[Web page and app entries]
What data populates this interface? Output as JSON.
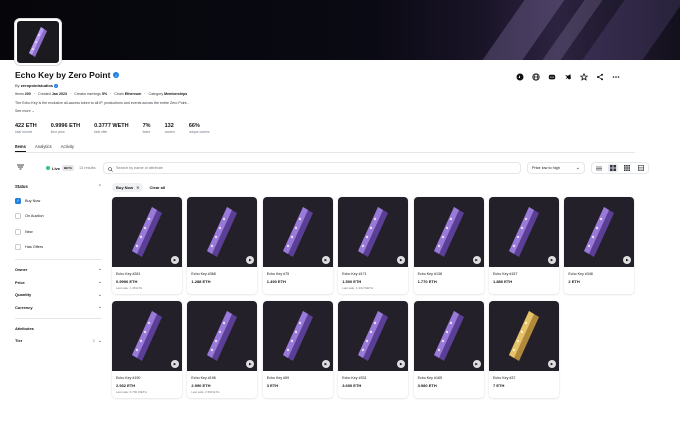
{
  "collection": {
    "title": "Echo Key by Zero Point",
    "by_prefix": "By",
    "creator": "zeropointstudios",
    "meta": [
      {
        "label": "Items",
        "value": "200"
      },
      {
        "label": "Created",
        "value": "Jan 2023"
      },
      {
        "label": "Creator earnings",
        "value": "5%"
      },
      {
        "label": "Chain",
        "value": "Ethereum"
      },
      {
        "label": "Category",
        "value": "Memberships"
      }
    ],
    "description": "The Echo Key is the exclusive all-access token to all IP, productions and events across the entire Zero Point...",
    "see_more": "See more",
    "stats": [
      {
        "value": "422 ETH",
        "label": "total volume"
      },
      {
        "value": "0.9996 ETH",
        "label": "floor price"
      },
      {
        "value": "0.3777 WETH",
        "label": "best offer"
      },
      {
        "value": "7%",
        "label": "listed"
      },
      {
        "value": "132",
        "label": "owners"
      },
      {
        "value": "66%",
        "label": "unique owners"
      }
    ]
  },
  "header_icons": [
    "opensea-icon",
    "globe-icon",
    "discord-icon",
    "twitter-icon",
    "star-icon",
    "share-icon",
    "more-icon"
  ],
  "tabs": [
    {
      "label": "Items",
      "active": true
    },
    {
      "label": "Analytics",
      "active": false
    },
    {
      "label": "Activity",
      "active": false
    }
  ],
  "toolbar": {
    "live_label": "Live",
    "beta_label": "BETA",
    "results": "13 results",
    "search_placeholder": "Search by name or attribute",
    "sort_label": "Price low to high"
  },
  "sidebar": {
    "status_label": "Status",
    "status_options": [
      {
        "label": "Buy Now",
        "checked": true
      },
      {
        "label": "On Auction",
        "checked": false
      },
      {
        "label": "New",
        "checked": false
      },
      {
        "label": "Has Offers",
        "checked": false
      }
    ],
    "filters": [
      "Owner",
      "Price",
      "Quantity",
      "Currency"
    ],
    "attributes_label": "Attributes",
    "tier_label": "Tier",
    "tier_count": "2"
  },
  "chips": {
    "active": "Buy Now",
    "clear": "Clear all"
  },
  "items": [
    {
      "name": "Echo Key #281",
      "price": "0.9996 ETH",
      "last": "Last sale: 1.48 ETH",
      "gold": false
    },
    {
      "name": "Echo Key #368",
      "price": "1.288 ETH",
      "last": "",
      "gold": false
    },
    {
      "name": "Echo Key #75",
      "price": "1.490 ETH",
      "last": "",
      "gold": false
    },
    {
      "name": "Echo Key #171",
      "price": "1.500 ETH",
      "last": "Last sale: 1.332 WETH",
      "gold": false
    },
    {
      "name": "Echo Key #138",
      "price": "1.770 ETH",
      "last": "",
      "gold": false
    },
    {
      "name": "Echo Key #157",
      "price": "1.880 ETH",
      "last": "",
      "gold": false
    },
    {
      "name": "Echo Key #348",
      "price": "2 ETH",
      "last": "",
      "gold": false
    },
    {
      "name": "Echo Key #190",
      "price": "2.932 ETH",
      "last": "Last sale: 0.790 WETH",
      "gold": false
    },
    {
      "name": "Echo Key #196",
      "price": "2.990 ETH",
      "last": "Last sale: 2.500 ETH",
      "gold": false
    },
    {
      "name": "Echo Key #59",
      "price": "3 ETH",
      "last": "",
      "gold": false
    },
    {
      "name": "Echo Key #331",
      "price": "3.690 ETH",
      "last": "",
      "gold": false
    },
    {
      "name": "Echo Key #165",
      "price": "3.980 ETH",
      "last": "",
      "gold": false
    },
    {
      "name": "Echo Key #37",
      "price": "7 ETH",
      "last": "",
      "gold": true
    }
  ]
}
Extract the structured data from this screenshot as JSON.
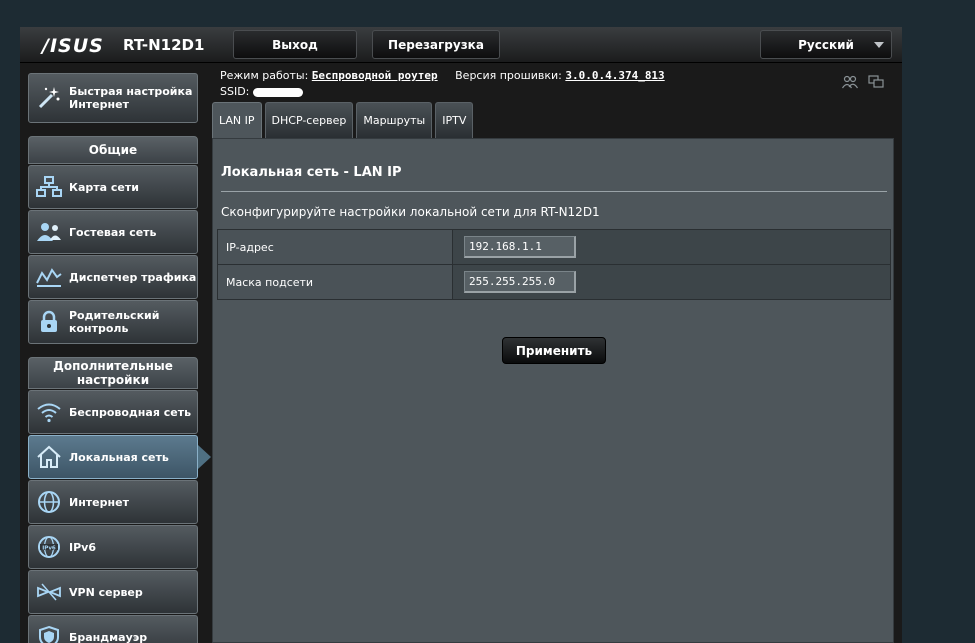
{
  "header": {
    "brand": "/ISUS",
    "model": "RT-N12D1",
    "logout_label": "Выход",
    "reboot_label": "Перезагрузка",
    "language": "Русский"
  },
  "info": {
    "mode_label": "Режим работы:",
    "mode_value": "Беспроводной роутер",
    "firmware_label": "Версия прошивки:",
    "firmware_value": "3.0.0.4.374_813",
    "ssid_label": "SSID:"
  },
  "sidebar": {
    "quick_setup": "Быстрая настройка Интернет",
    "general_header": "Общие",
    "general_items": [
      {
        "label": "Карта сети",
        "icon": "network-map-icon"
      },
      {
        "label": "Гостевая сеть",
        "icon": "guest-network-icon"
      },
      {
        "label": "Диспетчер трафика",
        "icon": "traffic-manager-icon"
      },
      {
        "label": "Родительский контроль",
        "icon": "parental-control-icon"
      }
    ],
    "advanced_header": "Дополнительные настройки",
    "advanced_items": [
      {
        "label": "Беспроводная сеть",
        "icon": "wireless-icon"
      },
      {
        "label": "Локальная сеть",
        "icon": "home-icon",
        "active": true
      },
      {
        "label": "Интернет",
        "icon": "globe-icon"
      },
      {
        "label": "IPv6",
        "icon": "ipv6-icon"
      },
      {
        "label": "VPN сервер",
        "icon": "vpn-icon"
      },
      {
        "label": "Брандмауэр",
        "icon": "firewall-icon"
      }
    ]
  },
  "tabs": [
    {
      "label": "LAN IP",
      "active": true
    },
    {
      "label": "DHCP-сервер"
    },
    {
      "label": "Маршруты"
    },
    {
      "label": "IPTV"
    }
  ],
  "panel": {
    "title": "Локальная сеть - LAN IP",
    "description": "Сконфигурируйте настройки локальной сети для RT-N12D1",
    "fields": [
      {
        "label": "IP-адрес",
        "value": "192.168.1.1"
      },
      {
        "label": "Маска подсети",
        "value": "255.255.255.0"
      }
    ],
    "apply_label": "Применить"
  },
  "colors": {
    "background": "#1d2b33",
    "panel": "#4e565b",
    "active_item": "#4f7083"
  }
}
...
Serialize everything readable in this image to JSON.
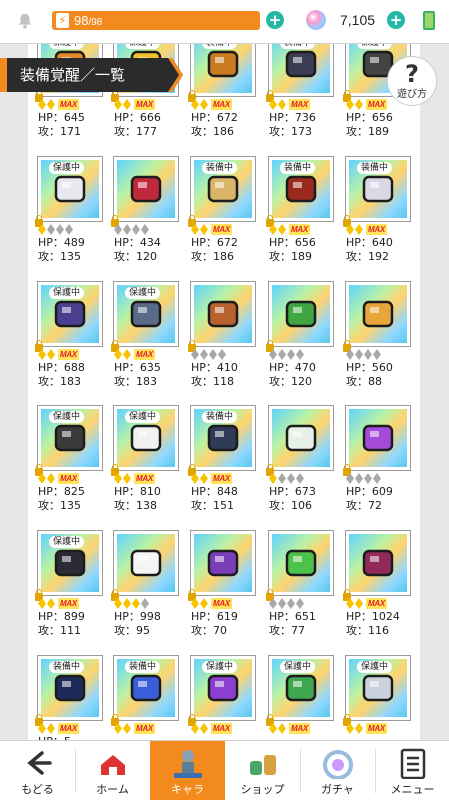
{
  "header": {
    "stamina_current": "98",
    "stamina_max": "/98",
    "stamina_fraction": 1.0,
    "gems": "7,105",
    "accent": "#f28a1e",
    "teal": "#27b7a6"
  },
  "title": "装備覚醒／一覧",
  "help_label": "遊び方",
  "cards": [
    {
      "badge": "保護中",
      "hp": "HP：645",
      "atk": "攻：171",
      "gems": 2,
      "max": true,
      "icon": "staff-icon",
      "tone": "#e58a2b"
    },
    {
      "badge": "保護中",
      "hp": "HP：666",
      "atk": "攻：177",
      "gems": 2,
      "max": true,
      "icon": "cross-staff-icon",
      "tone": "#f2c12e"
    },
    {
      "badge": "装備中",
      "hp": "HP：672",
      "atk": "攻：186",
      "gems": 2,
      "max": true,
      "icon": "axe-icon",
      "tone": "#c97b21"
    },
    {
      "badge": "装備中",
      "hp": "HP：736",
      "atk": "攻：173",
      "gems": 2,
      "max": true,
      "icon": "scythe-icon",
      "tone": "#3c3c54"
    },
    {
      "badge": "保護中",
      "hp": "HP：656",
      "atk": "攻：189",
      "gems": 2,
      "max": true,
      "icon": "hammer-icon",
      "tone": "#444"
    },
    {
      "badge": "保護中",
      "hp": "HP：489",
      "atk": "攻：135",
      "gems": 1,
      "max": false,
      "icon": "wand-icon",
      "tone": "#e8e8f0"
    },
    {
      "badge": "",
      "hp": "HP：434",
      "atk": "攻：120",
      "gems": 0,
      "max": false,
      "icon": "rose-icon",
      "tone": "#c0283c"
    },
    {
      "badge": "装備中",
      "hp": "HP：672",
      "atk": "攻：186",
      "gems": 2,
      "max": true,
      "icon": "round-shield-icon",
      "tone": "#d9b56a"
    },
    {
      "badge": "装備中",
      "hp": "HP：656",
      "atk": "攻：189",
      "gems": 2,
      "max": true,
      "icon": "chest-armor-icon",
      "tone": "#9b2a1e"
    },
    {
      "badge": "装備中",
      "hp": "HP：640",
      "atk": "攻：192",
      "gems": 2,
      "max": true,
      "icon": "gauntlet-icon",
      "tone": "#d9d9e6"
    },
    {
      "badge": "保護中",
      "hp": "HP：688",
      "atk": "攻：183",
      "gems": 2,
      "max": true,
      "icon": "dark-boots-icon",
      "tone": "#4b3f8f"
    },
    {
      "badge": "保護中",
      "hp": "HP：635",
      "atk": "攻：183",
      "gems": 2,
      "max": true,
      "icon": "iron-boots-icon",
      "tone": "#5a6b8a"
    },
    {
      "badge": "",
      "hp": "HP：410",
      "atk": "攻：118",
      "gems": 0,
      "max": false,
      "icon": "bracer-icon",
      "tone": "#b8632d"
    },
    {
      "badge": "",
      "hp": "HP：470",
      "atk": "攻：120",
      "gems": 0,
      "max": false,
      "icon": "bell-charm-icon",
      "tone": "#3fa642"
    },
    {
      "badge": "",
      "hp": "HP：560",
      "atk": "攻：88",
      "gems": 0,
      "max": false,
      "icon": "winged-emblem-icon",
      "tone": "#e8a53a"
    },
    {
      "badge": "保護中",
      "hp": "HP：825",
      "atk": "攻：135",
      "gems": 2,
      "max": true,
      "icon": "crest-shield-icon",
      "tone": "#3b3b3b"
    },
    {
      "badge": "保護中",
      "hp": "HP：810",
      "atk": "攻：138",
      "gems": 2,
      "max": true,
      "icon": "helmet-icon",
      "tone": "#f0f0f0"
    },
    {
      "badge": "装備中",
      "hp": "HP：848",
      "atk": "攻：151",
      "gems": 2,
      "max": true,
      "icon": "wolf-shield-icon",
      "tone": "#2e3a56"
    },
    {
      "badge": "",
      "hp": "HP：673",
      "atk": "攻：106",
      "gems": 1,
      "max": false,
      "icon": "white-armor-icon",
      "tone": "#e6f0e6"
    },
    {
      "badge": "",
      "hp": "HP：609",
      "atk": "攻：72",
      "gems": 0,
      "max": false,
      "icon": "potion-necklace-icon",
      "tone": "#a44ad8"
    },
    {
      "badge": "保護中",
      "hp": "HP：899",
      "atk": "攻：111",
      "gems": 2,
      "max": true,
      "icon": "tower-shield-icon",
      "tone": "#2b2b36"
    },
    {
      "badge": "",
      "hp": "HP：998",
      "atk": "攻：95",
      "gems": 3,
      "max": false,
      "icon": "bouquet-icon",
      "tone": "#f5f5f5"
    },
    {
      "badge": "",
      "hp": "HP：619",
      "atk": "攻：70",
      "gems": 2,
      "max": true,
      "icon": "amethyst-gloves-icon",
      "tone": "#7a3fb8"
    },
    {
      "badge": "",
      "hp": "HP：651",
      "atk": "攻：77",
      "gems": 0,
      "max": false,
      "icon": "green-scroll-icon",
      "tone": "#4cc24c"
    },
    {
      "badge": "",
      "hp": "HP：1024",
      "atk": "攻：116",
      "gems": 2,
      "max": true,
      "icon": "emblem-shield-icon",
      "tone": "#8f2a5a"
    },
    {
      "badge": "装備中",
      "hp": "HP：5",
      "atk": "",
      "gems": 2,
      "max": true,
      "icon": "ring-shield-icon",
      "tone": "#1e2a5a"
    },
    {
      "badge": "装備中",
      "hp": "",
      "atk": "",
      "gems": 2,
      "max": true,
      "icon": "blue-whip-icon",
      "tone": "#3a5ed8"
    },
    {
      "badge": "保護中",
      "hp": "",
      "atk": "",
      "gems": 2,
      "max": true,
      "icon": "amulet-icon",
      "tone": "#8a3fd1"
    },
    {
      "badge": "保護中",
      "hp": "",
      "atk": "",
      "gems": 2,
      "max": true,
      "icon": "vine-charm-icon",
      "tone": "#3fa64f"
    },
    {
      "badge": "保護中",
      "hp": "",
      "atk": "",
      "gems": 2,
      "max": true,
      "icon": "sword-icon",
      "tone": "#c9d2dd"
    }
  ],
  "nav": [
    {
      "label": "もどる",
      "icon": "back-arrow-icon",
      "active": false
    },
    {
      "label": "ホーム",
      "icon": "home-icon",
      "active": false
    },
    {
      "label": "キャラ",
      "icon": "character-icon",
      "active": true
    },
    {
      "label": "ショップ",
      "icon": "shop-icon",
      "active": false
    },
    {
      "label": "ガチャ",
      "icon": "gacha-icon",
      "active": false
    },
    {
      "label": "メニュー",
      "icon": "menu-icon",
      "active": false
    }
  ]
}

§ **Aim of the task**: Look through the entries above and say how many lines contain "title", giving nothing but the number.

§ **Exercise output**: 3